But NO ONE stops at stop signs! At best, they're treated as yields within the neighborhood. People actually will stop where a minor road meets a major road if there's cross traffic. Otherwise it's a rolling stop, at best. I watched a motorist roll through a 4-way stop this morning at about 15-20 mph, just a block from the police station.
One evening, an officer parked his patrol car at the top of my street and stopped one car after another for running the stop sign. His black-and-white was plainly visible, yet people didn't stop! They were in the habit of running that stop sign, and the habit got them all tickets.
So the problem isn't just cyclists. It's habitually ignoring stop signs and ignoring the law. MOST of the time we can get away with it, but eventually a habit like that can get us ticketed or worse.
It would help if local governments replaced many stop signs with yield signs, but that's unlikely for a couple of reasons. First, it makes sense, and how often does local gov't do something that sensible? Second, it's expensive.
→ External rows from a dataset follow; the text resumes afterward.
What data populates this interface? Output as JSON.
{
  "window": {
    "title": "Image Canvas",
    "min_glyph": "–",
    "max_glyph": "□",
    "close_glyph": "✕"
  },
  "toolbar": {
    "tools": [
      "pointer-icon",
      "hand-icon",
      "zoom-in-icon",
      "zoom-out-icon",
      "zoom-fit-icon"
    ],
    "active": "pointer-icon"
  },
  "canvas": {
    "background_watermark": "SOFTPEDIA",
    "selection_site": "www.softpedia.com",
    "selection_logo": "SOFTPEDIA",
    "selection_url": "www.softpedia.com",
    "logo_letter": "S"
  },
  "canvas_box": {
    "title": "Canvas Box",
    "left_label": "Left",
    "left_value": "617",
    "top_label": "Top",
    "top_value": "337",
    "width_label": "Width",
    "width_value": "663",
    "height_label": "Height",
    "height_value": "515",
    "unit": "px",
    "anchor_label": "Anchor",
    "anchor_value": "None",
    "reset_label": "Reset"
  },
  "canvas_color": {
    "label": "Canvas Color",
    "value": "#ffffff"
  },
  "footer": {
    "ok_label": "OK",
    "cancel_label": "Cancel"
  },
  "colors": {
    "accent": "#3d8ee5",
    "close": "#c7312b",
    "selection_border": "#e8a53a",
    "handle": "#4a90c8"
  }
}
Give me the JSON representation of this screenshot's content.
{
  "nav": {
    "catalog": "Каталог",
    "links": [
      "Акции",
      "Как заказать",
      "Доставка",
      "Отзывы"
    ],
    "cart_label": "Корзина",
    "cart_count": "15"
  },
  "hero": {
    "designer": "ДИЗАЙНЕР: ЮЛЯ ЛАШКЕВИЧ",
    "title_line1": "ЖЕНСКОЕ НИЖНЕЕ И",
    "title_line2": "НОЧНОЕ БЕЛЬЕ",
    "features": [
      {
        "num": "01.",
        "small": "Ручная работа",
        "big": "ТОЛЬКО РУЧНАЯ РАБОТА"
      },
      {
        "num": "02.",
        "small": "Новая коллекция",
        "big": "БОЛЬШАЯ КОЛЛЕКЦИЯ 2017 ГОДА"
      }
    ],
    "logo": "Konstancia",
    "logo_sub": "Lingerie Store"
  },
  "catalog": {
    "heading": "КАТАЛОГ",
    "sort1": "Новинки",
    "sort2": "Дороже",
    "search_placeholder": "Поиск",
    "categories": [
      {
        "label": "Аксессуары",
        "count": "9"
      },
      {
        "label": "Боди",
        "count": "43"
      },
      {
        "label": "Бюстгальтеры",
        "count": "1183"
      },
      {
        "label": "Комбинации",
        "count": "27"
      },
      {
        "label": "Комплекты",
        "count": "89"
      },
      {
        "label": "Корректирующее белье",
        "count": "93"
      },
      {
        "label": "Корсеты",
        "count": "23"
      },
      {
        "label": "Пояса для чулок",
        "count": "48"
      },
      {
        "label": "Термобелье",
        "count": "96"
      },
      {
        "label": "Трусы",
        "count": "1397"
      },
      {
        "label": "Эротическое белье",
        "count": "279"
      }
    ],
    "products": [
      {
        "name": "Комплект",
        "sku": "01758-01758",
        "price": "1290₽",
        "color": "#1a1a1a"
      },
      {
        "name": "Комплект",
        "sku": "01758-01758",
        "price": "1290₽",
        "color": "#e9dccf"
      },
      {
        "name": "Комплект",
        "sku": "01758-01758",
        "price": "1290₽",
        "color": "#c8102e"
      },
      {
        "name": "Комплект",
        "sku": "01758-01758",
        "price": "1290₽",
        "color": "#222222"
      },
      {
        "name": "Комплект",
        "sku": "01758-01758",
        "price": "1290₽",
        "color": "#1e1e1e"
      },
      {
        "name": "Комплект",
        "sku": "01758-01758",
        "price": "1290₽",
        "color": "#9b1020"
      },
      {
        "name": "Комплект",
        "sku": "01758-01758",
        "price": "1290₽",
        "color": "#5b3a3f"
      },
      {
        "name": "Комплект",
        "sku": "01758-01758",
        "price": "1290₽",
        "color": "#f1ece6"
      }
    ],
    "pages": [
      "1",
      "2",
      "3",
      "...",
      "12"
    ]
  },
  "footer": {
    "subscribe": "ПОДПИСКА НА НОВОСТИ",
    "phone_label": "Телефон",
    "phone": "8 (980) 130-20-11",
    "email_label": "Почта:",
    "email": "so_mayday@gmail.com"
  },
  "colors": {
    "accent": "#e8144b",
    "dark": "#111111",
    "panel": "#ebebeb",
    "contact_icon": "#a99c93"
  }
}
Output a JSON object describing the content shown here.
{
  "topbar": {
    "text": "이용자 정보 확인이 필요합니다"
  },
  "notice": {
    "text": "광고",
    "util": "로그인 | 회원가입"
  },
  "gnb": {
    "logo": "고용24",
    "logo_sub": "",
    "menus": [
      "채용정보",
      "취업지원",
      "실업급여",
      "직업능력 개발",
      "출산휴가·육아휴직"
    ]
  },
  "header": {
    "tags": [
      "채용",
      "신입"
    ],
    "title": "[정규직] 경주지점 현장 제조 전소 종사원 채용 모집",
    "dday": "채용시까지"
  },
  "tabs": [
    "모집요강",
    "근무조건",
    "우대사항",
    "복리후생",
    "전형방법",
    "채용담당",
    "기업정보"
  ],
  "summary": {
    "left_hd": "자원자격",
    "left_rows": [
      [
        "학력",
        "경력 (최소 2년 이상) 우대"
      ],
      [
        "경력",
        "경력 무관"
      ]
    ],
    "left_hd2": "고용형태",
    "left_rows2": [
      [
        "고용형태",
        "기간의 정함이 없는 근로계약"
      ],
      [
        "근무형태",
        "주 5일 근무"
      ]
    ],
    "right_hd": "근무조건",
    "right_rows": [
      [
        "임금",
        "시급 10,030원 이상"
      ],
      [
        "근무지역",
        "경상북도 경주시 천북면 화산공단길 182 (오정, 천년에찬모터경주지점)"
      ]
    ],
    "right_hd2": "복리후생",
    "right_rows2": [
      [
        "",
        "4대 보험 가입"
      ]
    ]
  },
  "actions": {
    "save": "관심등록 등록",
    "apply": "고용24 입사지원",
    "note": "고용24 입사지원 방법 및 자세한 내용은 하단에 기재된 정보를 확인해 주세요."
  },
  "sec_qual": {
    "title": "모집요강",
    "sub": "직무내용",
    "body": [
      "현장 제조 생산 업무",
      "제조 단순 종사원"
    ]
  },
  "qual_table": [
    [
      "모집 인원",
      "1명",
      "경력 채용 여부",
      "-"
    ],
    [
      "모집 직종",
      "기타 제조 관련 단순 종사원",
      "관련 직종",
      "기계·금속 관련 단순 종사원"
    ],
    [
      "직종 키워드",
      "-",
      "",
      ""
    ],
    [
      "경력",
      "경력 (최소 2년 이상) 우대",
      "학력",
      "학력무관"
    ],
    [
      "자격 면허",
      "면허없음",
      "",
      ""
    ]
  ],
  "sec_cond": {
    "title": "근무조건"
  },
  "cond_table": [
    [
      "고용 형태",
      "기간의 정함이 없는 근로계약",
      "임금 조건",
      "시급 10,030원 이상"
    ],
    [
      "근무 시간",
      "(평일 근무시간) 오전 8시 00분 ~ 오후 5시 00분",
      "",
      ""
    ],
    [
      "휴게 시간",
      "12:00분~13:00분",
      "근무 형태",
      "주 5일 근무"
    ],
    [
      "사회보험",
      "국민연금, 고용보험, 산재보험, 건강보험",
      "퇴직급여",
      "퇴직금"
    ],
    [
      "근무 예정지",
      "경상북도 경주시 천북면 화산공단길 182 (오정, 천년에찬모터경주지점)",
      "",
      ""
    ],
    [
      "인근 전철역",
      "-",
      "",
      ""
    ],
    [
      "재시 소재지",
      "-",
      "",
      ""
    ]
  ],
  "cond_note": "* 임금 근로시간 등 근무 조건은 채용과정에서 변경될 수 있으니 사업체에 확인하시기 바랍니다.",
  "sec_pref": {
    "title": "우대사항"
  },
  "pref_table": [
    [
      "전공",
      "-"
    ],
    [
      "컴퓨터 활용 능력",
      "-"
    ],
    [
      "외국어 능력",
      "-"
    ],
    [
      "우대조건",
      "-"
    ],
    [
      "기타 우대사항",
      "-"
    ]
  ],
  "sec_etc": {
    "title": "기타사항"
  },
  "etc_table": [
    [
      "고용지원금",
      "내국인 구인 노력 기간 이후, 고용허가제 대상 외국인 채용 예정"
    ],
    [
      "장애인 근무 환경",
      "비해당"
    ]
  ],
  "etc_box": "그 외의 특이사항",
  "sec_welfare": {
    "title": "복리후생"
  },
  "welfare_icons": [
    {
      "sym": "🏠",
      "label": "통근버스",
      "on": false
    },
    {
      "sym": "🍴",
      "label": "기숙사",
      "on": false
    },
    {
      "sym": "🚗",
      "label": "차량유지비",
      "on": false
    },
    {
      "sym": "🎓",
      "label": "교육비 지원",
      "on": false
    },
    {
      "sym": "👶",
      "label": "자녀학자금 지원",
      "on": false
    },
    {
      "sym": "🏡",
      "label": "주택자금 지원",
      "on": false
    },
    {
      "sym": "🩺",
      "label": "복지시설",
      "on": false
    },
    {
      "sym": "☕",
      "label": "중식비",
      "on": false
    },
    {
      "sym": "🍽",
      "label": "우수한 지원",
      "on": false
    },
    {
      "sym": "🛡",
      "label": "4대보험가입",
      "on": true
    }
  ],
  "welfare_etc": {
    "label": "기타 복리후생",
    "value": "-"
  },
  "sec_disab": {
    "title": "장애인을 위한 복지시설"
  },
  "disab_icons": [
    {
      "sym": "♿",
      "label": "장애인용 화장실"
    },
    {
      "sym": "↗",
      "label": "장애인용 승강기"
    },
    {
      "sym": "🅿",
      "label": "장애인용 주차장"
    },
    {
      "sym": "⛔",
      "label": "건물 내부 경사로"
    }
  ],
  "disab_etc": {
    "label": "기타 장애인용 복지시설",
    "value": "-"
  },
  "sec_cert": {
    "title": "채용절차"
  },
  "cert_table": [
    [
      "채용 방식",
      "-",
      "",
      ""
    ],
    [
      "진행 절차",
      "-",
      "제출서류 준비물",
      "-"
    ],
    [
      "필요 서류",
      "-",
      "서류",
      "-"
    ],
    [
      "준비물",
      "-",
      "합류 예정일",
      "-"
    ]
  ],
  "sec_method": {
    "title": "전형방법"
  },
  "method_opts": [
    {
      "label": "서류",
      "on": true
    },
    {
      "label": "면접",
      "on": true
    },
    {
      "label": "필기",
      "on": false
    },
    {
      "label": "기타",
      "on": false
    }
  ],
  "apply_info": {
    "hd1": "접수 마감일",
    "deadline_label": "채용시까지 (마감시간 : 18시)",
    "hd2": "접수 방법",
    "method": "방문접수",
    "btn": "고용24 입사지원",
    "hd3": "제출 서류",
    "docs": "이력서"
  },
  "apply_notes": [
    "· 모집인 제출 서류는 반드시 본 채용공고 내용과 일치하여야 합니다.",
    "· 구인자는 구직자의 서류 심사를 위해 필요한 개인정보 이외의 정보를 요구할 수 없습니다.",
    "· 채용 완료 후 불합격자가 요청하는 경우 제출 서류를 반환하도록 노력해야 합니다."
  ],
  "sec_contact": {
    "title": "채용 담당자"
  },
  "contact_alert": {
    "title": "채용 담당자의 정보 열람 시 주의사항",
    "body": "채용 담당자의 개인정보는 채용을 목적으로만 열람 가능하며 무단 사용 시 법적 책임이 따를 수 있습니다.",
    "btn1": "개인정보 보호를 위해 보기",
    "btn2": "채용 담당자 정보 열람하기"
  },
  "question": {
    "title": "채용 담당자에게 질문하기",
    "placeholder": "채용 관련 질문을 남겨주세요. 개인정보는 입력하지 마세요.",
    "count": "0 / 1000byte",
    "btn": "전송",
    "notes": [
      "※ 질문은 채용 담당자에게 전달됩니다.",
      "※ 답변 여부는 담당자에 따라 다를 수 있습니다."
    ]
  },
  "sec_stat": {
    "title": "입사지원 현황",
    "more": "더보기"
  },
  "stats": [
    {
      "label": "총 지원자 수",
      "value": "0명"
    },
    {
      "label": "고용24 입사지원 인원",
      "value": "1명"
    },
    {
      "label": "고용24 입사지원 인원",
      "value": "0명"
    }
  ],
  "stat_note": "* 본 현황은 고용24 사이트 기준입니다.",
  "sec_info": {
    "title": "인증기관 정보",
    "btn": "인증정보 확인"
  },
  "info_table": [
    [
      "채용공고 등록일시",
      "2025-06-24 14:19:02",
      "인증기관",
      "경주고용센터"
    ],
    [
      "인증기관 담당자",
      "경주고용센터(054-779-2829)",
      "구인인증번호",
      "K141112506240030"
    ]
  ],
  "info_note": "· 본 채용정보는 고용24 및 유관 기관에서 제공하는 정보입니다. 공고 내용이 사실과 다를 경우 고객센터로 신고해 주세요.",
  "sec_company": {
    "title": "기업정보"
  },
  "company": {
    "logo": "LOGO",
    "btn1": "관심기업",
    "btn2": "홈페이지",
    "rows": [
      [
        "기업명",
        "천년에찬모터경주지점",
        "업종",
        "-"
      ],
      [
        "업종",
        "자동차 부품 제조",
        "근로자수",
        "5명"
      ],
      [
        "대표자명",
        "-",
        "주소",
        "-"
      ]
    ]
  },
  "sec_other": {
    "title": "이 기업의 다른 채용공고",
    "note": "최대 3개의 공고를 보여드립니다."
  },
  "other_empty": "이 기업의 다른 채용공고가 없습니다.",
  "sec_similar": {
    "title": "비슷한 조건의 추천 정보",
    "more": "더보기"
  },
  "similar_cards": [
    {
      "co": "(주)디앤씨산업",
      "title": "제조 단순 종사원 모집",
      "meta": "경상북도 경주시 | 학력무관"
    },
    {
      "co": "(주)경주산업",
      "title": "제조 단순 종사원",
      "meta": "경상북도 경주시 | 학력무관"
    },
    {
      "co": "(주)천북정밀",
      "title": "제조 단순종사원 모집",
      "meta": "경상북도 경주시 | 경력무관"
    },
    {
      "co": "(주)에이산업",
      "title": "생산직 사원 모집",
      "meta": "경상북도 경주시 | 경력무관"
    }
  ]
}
Finally, many neighborhoods prefer stop signs, despite the near-universal practice of ignoring them. Go figure.